Featured Creatures – Expect to see barracuda, some of the Mediterranean’s bigger groupers, stingrays, cardinal fish and parrotfish. The limestone caves and craggy nooks are also ideal living quarters for moray eels, octopus, squid, and conger eels. Summer time is seahorse time in Malta, but these beautiful critters are small and masters of camouflage, so challenge your dive guide to find some.
Recommended Training – Take the PADI Peak Performance Buoyancy and PADI Deep Diver courses to help you hover effortlessly along the walls. The PADI Digital Underwater Photographer course is a must to capture the beauty of the place. Malta and Gozo are also technical diving destinations, so look into PADI TecRec courses, including the PADI Rebreather Diver course, if interested.

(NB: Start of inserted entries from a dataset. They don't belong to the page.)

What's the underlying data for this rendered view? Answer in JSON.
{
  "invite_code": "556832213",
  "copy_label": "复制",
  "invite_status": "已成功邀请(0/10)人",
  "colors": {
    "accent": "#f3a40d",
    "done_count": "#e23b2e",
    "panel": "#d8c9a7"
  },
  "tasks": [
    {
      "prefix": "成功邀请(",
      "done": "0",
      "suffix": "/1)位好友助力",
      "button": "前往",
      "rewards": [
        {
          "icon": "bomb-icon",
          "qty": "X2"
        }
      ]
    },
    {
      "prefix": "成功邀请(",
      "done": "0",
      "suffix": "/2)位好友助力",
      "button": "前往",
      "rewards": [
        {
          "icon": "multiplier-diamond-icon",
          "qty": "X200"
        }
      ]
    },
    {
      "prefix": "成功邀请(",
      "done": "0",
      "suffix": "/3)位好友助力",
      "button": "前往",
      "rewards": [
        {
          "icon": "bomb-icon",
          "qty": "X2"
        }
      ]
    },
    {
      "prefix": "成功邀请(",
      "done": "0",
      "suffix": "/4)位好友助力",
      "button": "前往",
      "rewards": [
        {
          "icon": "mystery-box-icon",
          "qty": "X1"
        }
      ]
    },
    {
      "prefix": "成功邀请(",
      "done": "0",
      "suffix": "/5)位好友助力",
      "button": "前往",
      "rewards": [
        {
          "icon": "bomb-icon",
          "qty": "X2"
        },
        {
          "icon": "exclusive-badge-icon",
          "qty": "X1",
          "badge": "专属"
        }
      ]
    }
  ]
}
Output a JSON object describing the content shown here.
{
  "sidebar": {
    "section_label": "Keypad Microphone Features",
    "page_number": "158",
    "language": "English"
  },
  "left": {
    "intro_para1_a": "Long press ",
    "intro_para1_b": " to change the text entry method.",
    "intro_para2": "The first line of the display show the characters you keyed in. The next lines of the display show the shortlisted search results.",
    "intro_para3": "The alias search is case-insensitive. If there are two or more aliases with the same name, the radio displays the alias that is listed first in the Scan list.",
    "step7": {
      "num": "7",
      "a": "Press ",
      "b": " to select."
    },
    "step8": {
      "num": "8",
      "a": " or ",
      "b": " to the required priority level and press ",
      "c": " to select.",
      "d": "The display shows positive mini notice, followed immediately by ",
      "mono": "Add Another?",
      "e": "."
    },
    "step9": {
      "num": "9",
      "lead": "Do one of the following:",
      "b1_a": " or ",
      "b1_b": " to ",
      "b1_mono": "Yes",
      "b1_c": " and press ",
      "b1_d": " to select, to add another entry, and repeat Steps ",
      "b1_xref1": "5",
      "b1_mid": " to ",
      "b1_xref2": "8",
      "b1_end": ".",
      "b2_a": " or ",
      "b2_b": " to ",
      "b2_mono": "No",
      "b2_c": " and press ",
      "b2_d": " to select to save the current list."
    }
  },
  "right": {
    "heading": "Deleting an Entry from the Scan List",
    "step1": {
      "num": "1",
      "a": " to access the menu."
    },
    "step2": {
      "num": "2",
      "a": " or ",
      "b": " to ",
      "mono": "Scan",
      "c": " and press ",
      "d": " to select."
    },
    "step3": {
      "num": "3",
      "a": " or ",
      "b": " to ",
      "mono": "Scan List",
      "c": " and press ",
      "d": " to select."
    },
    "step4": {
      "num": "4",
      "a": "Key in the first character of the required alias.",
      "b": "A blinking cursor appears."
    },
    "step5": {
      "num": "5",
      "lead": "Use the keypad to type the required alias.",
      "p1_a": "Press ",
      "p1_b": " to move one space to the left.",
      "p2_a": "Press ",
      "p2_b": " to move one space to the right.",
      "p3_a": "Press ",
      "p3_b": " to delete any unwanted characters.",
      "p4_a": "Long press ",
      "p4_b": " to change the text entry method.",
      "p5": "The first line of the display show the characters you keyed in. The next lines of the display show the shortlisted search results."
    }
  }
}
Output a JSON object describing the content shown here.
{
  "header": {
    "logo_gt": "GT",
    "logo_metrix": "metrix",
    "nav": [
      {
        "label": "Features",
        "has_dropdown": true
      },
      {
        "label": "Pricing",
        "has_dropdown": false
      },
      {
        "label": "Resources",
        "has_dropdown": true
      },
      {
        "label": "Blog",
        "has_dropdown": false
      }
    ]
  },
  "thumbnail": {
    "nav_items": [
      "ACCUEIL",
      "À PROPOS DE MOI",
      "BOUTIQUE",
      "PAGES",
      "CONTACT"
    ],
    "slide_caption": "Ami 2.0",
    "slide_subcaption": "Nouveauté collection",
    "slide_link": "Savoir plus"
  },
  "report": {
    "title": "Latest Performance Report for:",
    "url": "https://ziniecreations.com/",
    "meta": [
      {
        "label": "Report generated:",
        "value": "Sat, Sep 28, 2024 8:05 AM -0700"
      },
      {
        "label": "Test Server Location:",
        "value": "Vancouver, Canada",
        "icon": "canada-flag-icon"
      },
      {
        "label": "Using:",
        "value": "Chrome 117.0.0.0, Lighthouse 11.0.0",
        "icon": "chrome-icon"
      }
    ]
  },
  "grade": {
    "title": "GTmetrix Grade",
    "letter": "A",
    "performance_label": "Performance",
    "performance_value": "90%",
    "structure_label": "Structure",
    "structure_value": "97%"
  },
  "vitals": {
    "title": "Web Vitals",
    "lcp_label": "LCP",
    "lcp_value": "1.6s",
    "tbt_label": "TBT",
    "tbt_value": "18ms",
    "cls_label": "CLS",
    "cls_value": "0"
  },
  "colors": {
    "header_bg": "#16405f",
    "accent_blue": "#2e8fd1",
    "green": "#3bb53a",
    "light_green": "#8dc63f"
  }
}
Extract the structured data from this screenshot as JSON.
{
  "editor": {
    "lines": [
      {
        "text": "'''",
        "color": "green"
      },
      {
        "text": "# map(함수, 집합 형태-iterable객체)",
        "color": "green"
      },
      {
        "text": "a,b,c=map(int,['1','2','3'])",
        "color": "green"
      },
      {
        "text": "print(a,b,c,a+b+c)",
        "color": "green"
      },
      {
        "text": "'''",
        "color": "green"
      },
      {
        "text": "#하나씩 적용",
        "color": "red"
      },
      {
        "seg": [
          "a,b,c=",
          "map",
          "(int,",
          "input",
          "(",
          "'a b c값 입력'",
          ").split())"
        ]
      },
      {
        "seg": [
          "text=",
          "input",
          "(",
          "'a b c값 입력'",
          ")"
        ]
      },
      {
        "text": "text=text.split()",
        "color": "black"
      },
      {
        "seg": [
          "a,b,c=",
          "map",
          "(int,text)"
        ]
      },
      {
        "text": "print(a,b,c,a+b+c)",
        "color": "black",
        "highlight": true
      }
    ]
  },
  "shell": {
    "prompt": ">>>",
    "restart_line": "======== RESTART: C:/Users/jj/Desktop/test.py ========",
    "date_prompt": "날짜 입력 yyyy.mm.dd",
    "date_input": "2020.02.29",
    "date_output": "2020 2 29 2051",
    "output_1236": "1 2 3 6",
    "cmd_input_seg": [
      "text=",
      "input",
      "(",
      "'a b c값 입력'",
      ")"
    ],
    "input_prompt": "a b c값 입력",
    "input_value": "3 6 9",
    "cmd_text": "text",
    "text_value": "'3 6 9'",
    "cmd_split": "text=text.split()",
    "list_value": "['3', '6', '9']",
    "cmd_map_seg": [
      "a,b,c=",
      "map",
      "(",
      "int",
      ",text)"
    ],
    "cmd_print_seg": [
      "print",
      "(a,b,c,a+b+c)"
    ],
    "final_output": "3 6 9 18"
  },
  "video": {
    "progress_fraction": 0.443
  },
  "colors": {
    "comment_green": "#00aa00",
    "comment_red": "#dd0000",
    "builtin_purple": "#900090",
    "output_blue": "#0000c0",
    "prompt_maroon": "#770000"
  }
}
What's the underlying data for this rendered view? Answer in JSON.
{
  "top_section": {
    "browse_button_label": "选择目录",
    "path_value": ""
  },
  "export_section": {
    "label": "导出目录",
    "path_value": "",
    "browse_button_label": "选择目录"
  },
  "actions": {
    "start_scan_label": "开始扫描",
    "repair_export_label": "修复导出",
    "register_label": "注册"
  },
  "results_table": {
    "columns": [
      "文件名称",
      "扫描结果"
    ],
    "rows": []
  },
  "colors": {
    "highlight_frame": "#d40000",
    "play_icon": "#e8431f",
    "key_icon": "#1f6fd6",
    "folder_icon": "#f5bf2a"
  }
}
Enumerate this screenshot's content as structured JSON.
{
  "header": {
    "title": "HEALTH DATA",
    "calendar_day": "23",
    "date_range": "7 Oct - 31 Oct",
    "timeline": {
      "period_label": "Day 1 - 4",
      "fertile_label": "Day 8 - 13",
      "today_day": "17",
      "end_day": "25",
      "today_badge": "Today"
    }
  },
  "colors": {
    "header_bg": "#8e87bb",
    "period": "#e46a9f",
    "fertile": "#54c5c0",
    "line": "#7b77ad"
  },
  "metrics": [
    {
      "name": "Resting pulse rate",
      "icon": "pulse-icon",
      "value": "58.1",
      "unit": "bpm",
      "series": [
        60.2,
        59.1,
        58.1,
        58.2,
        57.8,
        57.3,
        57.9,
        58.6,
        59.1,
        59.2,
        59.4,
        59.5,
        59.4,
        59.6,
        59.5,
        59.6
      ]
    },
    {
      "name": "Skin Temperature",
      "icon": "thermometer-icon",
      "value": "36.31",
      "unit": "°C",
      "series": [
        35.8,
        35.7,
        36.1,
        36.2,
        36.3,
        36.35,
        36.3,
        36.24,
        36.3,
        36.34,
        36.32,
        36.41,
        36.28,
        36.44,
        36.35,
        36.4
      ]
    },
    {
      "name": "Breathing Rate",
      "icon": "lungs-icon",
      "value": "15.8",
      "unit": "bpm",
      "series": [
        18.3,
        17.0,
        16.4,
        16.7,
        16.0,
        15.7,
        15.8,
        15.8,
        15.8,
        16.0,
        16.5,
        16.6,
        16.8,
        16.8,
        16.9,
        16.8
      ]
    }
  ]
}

Note - Travel to any destination may be adversely affected by conditions including (but not limited) to security, entry and exit requirements, health conditions, local laws and culture, natural disasters and climate. Regardless of your destination, check your local travel advisory board or department for travel advice about that location when planning your trip and again shortly before you leave.
Language – Maltese and English. Italian is also widely spoken.
Currency – Euro. Credit cards are widely accepted.
Major Airports – Malta International Airport is the international hub.
Electricity and Internet – Electricity is 230 volts, 50 Hz. Internet service is widely available, especially in hotels.
Topside Attractions – Malta features Baroque palaces, Napoleonic fortifications, Renaissance cathedrals and some of the oldest known human structures in the world. Malta is also home to the Hypogeum of Hal-Saflieni, which was excavated in 2500 BC. It is currently the only prehistoric temple officially named by UNESCO as a World Heritage Site.